WHAT YOU HAVE TO DO. Counting task for the entries below: give the number of lines that contain the word "JSON", with no other text.

▼▼▼

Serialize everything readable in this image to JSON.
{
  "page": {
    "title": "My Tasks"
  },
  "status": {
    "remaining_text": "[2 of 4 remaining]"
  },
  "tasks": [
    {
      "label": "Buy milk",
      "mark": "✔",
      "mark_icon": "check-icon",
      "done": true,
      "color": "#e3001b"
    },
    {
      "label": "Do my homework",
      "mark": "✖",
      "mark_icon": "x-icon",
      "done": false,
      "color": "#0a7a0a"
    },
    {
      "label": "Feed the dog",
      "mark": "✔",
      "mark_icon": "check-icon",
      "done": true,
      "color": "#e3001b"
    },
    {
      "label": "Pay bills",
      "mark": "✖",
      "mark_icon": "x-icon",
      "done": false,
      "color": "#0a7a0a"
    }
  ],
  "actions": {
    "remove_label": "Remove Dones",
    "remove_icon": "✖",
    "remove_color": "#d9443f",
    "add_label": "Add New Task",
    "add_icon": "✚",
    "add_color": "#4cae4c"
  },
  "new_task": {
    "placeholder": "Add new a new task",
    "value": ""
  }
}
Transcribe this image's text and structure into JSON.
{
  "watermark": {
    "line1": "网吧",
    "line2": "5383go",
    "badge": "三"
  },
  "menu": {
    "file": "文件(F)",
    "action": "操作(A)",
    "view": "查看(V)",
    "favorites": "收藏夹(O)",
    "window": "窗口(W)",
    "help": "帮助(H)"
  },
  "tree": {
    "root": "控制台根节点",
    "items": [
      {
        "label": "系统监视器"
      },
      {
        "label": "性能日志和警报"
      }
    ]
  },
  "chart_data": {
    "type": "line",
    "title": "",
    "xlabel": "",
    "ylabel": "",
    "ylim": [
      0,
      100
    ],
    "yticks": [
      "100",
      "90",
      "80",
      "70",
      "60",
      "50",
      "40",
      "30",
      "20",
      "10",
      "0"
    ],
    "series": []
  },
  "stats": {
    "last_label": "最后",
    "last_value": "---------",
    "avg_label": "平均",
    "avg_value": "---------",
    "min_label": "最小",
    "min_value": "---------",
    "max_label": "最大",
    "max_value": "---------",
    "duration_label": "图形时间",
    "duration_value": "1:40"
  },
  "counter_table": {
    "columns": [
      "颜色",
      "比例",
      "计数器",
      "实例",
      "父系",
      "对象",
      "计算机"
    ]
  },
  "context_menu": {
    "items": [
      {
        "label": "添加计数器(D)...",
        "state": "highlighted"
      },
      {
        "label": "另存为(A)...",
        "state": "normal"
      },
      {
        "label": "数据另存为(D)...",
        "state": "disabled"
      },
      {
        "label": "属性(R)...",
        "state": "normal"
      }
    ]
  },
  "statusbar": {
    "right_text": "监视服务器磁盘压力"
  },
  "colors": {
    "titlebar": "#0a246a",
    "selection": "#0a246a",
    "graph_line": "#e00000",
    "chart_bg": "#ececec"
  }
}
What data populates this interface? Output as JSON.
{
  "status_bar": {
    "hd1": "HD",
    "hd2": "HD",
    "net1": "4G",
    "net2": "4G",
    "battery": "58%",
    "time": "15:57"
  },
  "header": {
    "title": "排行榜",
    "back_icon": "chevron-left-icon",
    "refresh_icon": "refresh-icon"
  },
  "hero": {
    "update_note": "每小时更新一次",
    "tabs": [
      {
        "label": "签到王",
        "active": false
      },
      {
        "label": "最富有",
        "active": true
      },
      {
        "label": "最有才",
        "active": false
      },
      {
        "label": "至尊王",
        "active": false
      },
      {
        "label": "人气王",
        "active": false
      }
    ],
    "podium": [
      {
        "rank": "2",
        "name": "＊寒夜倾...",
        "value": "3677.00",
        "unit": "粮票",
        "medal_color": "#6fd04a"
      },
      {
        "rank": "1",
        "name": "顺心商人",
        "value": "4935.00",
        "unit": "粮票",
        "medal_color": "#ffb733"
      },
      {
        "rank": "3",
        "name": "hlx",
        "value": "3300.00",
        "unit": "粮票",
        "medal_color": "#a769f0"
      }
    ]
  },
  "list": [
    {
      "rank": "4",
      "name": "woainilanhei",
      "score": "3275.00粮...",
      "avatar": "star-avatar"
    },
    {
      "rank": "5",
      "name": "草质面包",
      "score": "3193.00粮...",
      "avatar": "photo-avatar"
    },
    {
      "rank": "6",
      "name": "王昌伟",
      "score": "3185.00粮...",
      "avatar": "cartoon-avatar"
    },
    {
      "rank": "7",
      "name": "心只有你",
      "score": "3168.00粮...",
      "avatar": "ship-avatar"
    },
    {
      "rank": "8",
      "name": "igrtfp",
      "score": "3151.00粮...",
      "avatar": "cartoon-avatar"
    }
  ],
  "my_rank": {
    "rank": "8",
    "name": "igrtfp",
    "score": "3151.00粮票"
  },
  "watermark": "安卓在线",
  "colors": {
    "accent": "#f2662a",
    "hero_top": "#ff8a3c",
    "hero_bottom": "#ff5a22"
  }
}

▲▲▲

SOLUTION TO THE PROBLEM. 3